Photos: Christopher Owens Romances Memorial Chapel With Rock Opera

Christopher Owens at Memorial Chapel

If doubts existed about the ability of a rock opera to translate from the recording studio to the resonating acoustics of Wesleyan’s own Memorial Chapel, let them be dispelled.  Christopher Owens, formerly of the indie-beach-punk duo Girls, brought along a posse of eight other musicians to perform the entirety of his recent solo album, Lysandre, to a full and surprisingly attentive crowd.

Mara Connor (Wes/Vassar ’13) opened the show with an enjoyable acoustic set, bringing Henry Hall ’14 to add electric guitar and some rock flair for a few songs.  After Connor ended with a cover of one of Owens’ own tunes, the golden-haired Adonis himself came onstage to sing about, well, girls.

Lysandre, of course, is really only a rock opera in form, not length.  Owens and company plowed through the album in little over a half hour.
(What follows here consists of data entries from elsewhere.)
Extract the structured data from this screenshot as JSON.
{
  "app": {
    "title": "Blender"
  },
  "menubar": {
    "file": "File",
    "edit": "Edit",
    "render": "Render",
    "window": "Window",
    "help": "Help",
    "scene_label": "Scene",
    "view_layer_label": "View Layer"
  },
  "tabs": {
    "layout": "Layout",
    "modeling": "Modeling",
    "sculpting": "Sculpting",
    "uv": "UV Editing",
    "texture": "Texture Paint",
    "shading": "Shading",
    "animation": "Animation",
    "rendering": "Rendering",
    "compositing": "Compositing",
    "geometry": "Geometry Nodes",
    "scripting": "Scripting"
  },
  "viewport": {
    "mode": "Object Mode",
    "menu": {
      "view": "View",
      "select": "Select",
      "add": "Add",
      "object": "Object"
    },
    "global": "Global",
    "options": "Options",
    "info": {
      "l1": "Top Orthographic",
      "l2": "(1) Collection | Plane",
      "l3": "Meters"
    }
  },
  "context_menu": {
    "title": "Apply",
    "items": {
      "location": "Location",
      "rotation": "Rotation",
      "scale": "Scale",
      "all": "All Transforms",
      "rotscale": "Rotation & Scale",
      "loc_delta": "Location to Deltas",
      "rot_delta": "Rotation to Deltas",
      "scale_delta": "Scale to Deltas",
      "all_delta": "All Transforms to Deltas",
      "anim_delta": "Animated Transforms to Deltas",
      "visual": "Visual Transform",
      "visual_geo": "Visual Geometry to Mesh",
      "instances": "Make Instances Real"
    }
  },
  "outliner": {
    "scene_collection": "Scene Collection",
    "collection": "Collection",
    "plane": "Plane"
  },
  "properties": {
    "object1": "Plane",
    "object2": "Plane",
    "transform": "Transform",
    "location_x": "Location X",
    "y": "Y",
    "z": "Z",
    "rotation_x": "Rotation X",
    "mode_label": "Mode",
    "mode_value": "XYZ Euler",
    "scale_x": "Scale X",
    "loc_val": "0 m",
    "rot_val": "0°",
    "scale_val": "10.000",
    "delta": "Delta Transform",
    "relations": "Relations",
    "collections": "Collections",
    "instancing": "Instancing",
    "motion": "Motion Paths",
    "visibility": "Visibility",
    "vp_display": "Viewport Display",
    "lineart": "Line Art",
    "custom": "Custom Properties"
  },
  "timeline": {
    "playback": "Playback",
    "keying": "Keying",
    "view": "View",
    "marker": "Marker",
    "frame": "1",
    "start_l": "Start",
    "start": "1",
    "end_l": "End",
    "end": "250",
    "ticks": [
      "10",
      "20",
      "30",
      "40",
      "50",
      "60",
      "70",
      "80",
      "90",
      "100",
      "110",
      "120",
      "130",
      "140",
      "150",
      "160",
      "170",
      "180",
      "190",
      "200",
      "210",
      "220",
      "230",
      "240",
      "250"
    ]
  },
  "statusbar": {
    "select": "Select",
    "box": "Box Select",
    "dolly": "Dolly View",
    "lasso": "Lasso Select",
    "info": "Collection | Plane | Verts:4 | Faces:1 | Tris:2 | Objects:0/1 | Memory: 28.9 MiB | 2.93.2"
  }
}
Although the 11 album tracks differentiate themselves well enough along the California pop-rock spectrum, the simple but versatile “Lysandre’s Theme” reprises throughout in the keyboard, sax, flute, and guitar parts.  Album highlights “New York City” and “Here We Go Again” were the most energetic and successful performances, while the awkward am-I-a-bad-songwriter tune “Love Is In The Ear of the Listener” was the only down moment in the set.

Christopher Owens at Memorial Chapel

Also notable was the complete lack of stage banter, with Owens transitioning seamlessly from track to track without mention of song title or even a “How are you doing tonight, Wesleyan?” shout-out.  After the traditional leaving-the-stage-so-you-think-we’re-done-but-we’re-not shtick, Owens performed a handful of well-picked cover songs with his full band behind him: Cat Stevens’ “Wild World,” Paul Simon’s “The Boxer,” and Bob Dylan’s “Don’t Think Twice It’s All Right” all came out pitch-perfect, and they fit well with the evening’s vibe.

Owens ended the sub-hour-long performance by distributing about a dozen white roses to the majority of boys and girls in the first row.  I was not bitter at all that he passed me over.